The tangled vine Gelsemium sempervirens is native to the subtropical and tropical regions of South and Central America and the southeastern and south-central regions of the United States. The entire plant is highly toxic. Even a tiny amount can be deadly. Visual issues, trouble swallowing, headaches, and dizziness are only some of the poisoning symptoms. Other symptoms include breathing difficulties and seizures.
17. Eastern Black Nightshade (Solanum Ptycanthum)
Consumption of the deadly nightshade, in any form, is highly harmful to your health. As stated by the Missouri Botanical Garden, merely touching the plant may be hazardous if the skin is injured. However, if you must handle the plant, it is recommended that gloves must be worn. Unripe berries and leaves of the black nightshade plant are potentially harmful. Solanine, a poisonous toxin, is found in this plant. Lower amounts might lead to adverse effects, including nausea and vomiting.
18. Alfalfa (Medicago Sativa)
Toxic to its seedlings, Alfalfa autotoxicity is a genetic characteristic seen in alfalfa. Unfortunately, there’s yet no way to determine what causes this problem. This plant has the potential to harm its seedlings by preventing them from germinating or growing correctly. However, other crops are unaffected by alfalfa autotoxins. The establishment and development of fresh alfalfa plants are hampered by toxins produced by old alfalfa plants (medicarpin).
19. Bloodroot (Sanguinaria Canadensis)
Bloodroot is a perennial flowering plant that’s usually found in early spring. It has attractive white flowers, and you can find this plant on sunny slopes or woodlands. The root of this plant is the most toxic part because it has a bitter, red sap that may even lead to cardiac paralysis if ingested. Moreover, the plant’s juice can irritate the eyes and skin.
20. Bouncing Bet/Wild Sweet William (Saponaria Officinalis)

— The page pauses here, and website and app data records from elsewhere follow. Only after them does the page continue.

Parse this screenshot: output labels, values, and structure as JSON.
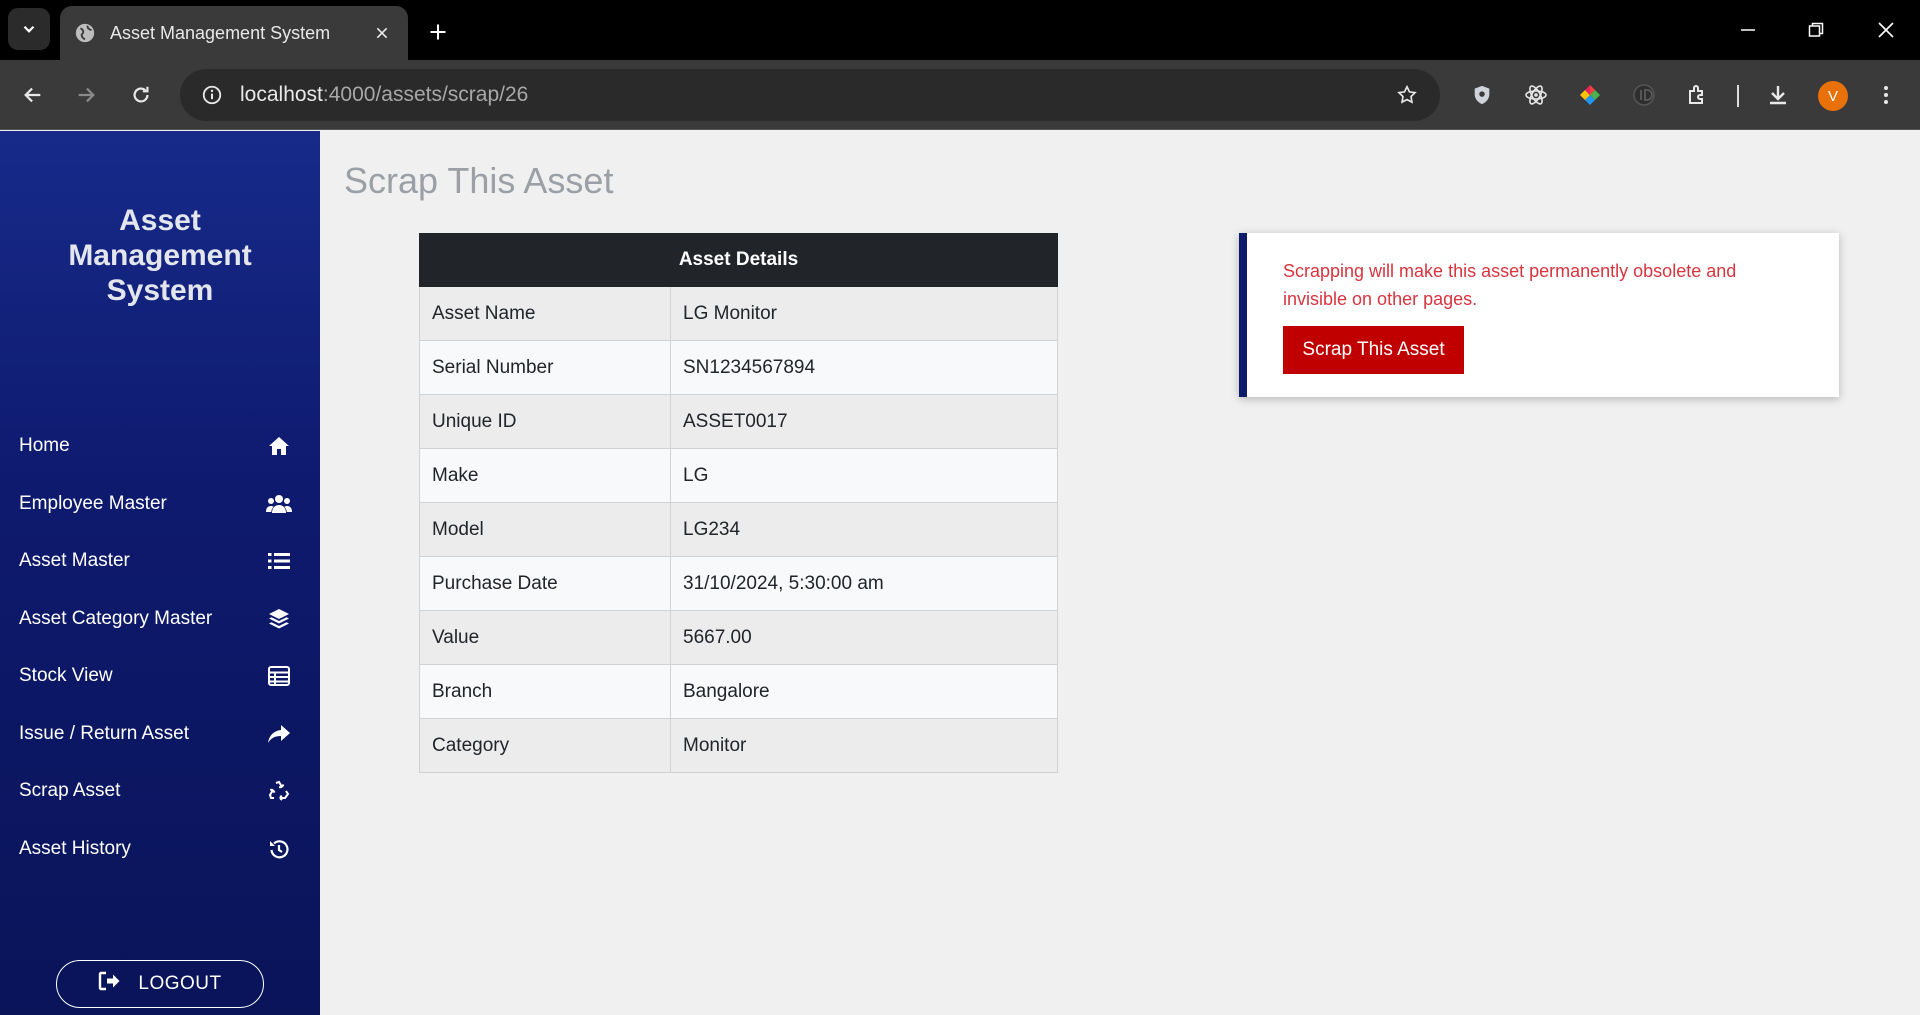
{
  "browser": {
    "tab_title": "Asset Management System",
    "url_host": "localhost",
    "url_path": ":4000/assets/scrap/26",
    "profile_initial": "V"
  },
  "sidebar": {
    "brand_line1": "Asset",
    "brand_line2": "Management",
    "brand_line3": "System",
    "items": [
      {
        "label": "Home",
        "icon": "home-icon"
      },
      {
        "label": "Employee Master",
        "icon": "users-icon"
      },
      {
        "label": "Asset Master",
        "icon": "list-icon"
      },
      {
        "label": "Asset Category Master",
        "icon": "layers-icon"
      },
      {
        "label": "Stock View",
        "icon": "table-icon"
      },
      {
        "label": "Issue / Return Asset",
        "icon": "share-icon"
      },
      {
        "label": "Scrap Asset",
        "icon": "recycle-icon"
      },
      {
        "label": "Asset History",
        "icon": "history-icon"
      }
    ],
    "logout_label": "LOGOUT"
  },
  "main": {
    "title": "Scrap This Asset",
    "table_header": "Asset Details",
    "rows": [
      {
        "label": "Asset Name",
        "value": "LG Monitor"
      },
      {
        "label": "Serial Number",
        "value": "SN1234567894"
      },
      {
        "label": "Unique ID",
        "value": "ASSET0017"
      },
      {
        "label": "Make",
        "value": "LG"
      },
      {
        "label": "Model",
        "value": "LG234"
      },
      {
        "label": "Purchase Date",
        "value": "31/10/2024, 5:30:00 am"
      },
      {
        "label": "Value",
        "value": "5667.00"
      },
      {
        "label": "Branch",
        "value": "Bangalore"
      },
      {
        "label": "Category",
        "value": "Monitor"
      }
    ],
    "warning": "Scrapping will make this asset permanently obsolete and invisible on other pages.",
    "scrap_button": "Scrap This Asset"
  },
  "colors": {
    "sidebar_bg": "#0e1a6e",
    "warning_text": "#d9343e",
    "danger_button": "#c00000",
    "table_header_bg": "#212529"
  }
}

The saponin found in bouncing bet’s leaves, stems, roots, and seeds is unquestionably the plant’s primary source of the toxin. Inflammation of the digestive tract occurs as a result of the poison. Bet bouncing along the highway and in other wastelands is readily available to animals that are let to graze there. While all plant parts are deadly, the seeds have the highest toxins.
21. Bracken Fern (Pteridium Esculentum)

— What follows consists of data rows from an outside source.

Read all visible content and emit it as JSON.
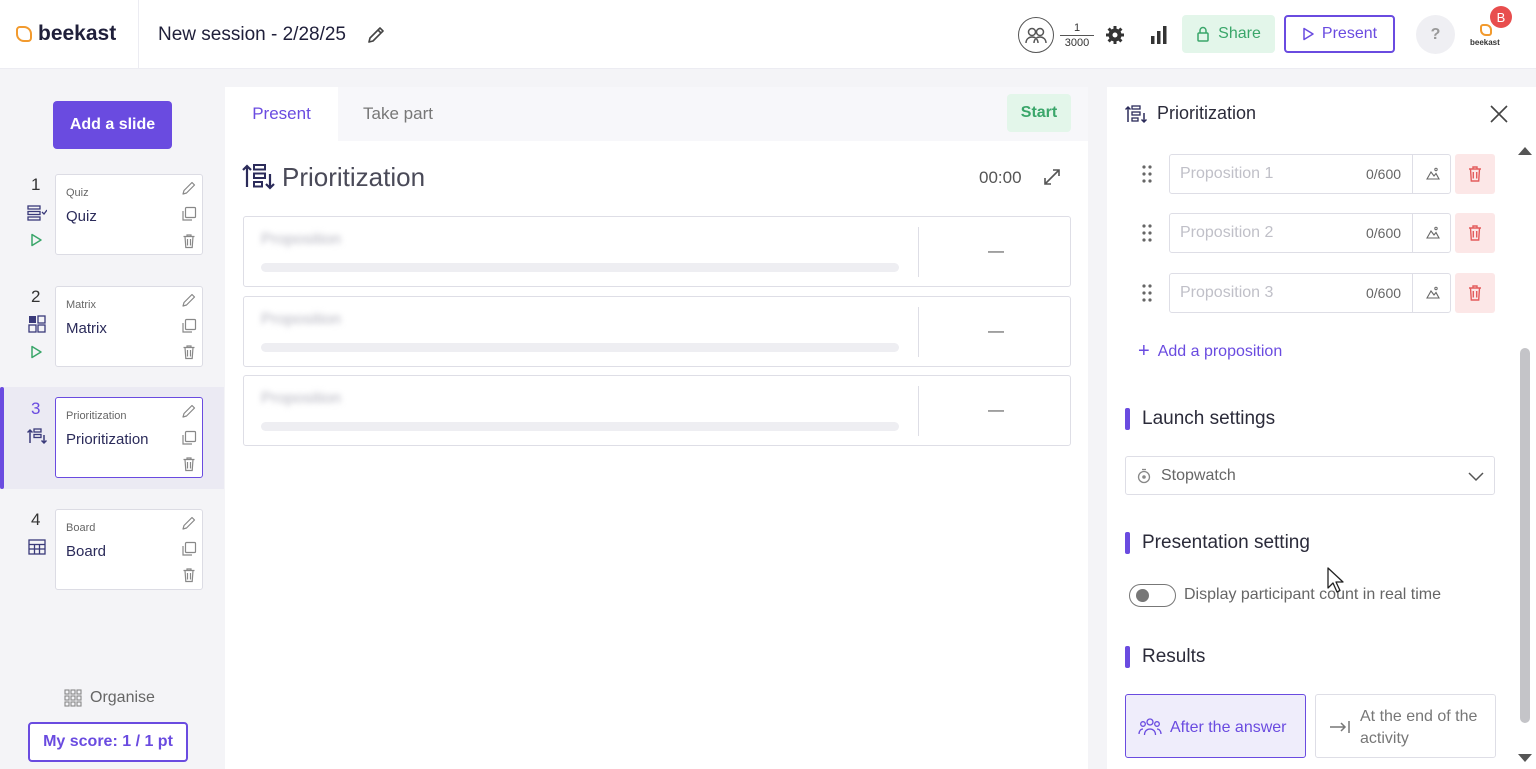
{
  "header": {
    "brand": "beekast",
    "session_title": "New session - 2/28/25",
    "participants": {
      "current": "1",
      "max": "3000"
    },
    "share_label": "Share",
    "present_label": "Present",
    "help_label": "?",
    "avatar_initial": "B",
    "avatar_brand": "beekast"
  },
  "sidebar": {
    "add_slide_label": "Add a slide",
    "slides": [
      {
        "num": "1",
        "category": "Quiz",
        "name": "Quiz",
        "icon": "quiz-icon",
        "played": true
      },
      {
        "num": "2",
        "category": "Matrix",
        "name": "Matrix",
        "icon": "matrix-icon",
        "played": true
      },
      {
        "num": "3",
        "category": "Prioritization",
        "name": "Prioritization",
        "icon": "prioritization-icon",
        "active": true
      },
      {
        "num": "4",
        "category": "Board",
        "name": "Board",
        "icon": "board-icon"
      }
    ],
    "organise_label": "Organise",
    "score_label": "My score: 1 / 1 pt"
  },
  "center": {
    "tabs": [
      {
        "label": "Present",
        "active": true
      },
      {
        "label": "Take part"
      }
    ],
    "start_label": "Start",
    "title": "Prioritization",
    "timer": "00:00",
    "rows": [
      {
        "label": "Proposition",
        "value": "—"
      },
      {
        "label": "Proposition",
        "value": "—"
      },
      {
        "label": "Proposition",
        "value": "—"
      }
    ]
  },
  "panel": {
    "title": "Prioritization",
    "propositions": [
      {
        "placeholder": "Proposition 1",
        "count": "0/600"
      },
      {
        "placeholder": "Proposition 2",
        "count": "0/600"
      },
      {
        "placeholder": "Proposition 3",
        "count": "0/600"
      }
    ],
    "add_proposition_label": "Add a proposition",
    "launch_settings": {
      "heading": "Launch settings",
      "selected": "Stopwatch"
    },
    "presentation_setting": {
      "heading": "Presentation setting",
      "toggle_label": "Display participant count in real time",
      "toggle_on": false
    },
    "results": {
      "heading": "Results",
      "options": [
        {
          "label": "After the answer",
          "active": true
        },
        {
          "label": "At the end of the activity"
        }
      ]
    }
  },
  "colors": {
    "accent": "#6a4be0",
    "success": "#3aa66a",
    "danger": "#e35d5d",
    "brand_orange": "#f29a2e"
  }
}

There are several species of bracken in the genus, but Pteridium esculentum, better known as bracken or Austral bracken, is among them. It is endemic to several regions in the Southern Hemisphere. However, there is a problem with bracken: It is edible, but it is also very poisonous, especially the fiddleheads, and has caused farmers’ stomachs to hurt for ages.
22. Buttercup (Ranunculus)
The leaves of the plant buttercups (ranunculus) are complex, with three strongly lobed leaflets, and have smooth stems and yellow flowers. It is important to note that while dried buttercup may not be harmful, the leaves of this plant are known to be exceedingly poisonous, and swallowing even a small amount will likely result in diarrhea, nervous twitching, and seizures.
23. Crown of Thorns (Euphorbia Milii)
Also known as Christ Thorn, Crown of Thorns is a thorny plant native to Madagascar. It’s grown in warm climates as a garden shrub. This hardy perennial features stout gray thorns, oval leaves that drop with age, and red flower bracts. It grows branching, sprawling, vine-like stems and small, inconspicuous blooms that grow in paired clusters and surround showy, light red bracts. Crown of Thorns has milky white sap that is poisonous and can cause eye and skin irritation.
24. Dutchman’s Breeches (Dicentra Cucullaria)
Dutchman’s breeches, like its related squirrel corn, produce the neurotoxic alkaloid isoquinoline, making all sections of the plant dangerous to cats, cattle, and people. An animal’s shaking, wobbling, nausea, vomiting, and difficulty breathing are all symptoms of tuberculosis caused by the underground tubers. Even the slightest skin contact with Dutchman’s breeches can cause temporary redness and itchiness in the affected area.